On an early spring Sunday afternoon when I was eight years old, I walked the short distance from my family’s home to the home of our pastor, Ken Haag. I was often there, usually to see my friend, Tony; but, that day, I wanted to talk with Brother Ken. To use the common language of my Baptist boyhood: I wanted to make a profession of faith—to be saved.

Ken took me into their living room and, using John 3:16 and a few verses from Romans, helped me put into words the commitment I wanted to make. That night, in a ritual that was nearly sacramental for us, I walked the aisle of the First Baptist Church of Conley, GA to make public the decision I’d made in Ken’s living room. A few weeks later, I was baptized.

 Though I didn’t have this language for it then, it was nearly, though certainly not cynically or cheaply, transactional: I gave God my faith; Jesus gave me salvation. I said: “Come into my heart”; Jesus promised: “I’ll never leave you or forsake you.” I had been saved.

When I was eleven, on another Sunday night, I walked the same aisle, shook Ken’s hand, and said to him: “God is calling me to preach.” Ken knew that there were a lot of years and experiences in front of a boy on the threshold of adolescence; he suggested to me:  “Let’s tell the people that you’ve come to say you’ll do with your life whatever God asks you to do.” I didn’t have to wear the label of “preacher boy” as a teenager; and, when I lost faith in both church and God when I was fifteen, I didn’t have to publicly renege on a commitment I had made.

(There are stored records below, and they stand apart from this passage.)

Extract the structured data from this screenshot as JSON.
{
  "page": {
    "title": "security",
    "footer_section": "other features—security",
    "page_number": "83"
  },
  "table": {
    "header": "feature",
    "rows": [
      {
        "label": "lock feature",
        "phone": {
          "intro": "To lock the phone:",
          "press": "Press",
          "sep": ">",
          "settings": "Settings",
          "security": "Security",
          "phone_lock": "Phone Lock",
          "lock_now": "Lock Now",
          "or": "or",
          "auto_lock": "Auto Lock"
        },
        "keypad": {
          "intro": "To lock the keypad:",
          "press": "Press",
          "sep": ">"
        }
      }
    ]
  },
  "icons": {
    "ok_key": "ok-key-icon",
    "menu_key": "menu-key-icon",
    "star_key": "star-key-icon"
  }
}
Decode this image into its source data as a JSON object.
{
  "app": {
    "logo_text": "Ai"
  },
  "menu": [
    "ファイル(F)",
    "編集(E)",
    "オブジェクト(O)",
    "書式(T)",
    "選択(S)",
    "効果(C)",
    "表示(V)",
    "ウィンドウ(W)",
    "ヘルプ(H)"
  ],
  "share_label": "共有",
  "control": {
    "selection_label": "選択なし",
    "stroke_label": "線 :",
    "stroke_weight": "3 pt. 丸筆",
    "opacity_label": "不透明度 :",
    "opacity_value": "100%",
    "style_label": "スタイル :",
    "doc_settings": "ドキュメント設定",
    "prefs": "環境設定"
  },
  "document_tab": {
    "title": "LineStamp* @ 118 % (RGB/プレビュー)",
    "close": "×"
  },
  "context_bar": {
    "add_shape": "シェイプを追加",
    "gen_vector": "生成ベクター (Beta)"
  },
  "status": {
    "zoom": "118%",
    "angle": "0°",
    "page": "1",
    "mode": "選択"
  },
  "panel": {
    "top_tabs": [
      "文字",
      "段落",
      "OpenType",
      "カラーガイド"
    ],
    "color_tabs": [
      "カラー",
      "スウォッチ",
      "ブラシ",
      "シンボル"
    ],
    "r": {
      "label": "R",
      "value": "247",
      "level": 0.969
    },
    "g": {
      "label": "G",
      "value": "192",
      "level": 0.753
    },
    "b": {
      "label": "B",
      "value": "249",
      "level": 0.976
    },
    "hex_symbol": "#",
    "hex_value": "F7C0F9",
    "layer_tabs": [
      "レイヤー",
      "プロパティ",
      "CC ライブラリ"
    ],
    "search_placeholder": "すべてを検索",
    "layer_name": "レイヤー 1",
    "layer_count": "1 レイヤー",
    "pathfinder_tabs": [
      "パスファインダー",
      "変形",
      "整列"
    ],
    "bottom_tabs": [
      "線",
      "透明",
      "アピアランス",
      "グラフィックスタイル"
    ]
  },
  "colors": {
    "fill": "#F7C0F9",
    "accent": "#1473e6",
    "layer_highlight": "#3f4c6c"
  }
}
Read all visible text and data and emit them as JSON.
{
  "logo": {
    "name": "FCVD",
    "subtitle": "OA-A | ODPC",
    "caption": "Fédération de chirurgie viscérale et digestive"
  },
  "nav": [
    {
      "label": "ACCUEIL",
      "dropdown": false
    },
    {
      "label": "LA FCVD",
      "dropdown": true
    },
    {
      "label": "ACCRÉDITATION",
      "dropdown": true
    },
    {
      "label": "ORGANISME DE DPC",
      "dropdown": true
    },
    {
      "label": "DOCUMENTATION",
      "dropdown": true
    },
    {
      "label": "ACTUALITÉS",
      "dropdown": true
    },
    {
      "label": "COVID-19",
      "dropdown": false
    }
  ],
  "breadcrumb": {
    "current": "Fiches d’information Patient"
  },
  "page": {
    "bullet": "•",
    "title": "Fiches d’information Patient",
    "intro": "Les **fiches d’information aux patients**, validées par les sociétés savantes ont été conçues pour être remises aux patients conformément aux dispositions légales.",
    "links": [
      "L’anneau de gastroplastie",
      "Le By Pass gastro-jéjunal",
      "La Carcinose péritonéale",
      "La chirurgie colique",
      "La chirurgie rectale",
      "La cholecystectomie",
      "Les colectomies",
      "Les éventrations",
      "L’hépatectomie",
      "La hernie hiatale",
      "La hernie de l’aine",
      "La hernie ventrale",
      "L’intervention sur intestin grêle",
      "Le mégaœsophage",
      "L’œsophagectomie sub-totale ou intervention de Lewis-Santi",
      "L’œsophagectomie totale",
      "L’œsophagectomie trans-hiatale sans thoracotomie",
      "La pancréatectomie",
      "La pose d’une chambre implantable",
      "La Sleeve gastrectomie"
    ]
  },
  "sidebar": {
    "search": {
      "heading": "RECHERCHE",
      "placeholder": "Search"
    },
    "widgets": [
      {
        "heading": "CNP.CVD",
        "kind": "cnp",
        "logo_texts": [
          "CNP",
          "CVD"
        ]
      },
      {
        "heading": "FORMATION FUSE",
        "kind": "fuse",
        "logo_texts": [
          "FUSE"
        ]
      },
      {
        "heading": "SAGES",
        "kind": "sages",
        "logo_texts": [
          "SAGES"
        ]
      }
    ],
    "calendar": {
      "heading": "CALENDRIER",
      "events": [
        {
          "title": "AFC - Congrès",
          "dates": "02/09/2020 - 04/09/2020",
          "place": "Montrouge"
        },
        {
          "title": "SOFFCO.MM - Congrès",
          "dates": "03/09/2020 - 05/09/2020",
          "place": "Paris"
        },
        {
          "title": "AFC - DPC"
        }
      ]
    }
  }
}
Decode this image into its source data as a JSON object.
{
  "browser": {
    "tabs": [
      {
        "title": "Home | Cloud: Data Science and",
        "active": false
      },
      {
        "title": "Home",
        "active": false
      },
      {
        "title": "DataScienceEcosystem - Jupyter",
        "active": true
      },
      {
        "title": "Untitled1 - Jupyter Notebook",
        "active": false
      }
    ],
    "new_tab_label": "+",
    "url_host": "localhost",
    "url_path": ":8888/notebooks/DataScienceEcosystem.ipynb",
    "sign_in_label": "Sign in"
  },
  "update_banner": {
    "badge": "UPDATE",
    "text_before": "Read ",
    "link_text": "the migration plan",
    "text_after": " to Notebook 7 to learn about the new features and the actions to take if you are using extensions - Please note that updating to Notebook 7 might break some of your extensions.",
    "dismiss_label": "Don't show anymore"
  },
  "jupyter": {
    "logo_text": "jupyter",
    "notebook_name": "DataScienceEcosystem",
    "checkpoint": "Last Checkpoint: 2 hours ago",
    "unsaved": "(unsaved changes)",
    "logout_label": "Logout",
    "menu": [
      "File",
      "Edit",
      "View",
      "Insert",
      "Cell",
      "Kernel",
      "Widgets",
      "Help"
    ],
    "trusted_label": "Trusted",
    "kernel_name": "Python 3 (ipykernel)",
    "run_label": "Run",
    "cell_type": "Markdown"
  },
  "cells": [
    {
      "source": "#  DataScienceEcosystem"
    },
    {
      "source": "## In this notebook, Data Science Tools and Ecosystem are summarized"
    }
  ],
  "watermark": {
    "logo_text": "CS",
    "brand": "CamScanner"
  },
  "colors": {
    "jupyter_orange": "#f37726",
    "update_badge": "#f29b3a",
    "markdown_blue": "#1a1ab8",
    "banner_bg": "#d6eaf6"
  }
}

Late in my first year of college, with the help of some professors, especially George Shriver, and the Baptist Campus Minister, Nathan Byrd, faith—God— reclaimed me. As faith came back, so did that call I heard when I was eleven. I had been called.

Around that time, I heard a phrase that, though a commonplace to many, I don’t remember having heard before: “Salvation has three tenses: I have been saved. I am being saved. I will be saved.” Salvation is a process, though it may begin with an event.

It would help us if we viewed vocation in similar ways: “I have been called. I am being called. I will continue be called.” Salvation and vocation flow from the same font. We rise from the river of grace with both: drawn by the love of God to follow Jesus, we confess or confirm faith, the Spirit descends on us with gifts to share with the world, and we receive the assurance of our identity as God’s beloved children. Baptism is immersion in salvation; it is also original ordination to vocation. We are made a part of the priesthood of all believers. We are saved; we are called.      

Some people experience, as I did, an intensification and specification of that calling. We say “yes” to a summons we hear to “the ministry.” Ordination often follows, signifying and sealing our discernment and the discernment of a community of Jesus-followers, that we have been called. Ordination confers a role, or roles, and responsibilities which mark us as “clergy.”

I think vocation, like salvation, is a process, more than an event. It’s certainly not a transaction; it’s a conversation. Not only have we been called; we are being called, and we will continue to be called. Over the years of a clergy vocation, there are moments, perhaps long seasons, when the roles and responsibilities given to us by the laying on of hands, or our ways of carrying them, or both, can leave us uncertain about the core identities and gifts of salvation: Jesus-follower and beloved child of God. When our perception of vocation threatens our experience of salvation, calling is likely changing.

Almost everyone has heard Frederick Buechner’s wise aphorism about calling: “The place God calls you is the place where your deep gladness and the world’s deep hunger meet.” If, over the long haul, there is no longer pervasive joy, only our own craving emptiness, it might be that we are no longer in “the place” of our calling.

Jesus promised that, as we wear his yoke, doing the work he has invited to do, we will find “rest for our souls.” If there is never rest, only unremitting busyness and exhaustion, we are almost certainly no longer be wearing a yoke Jesus calls us to wear.

We are being called and will continue to be called, and it is baptism which gives us our permanent identity, not ordination. Salvation is the heart of vocation. We are freer than we know, or, at least, than we claim: to listen for changes in our calling, even dramatic ones, because we have been saved, are being saved, and will be saved.   

This post was written for the Center for Healthy Churches newsletter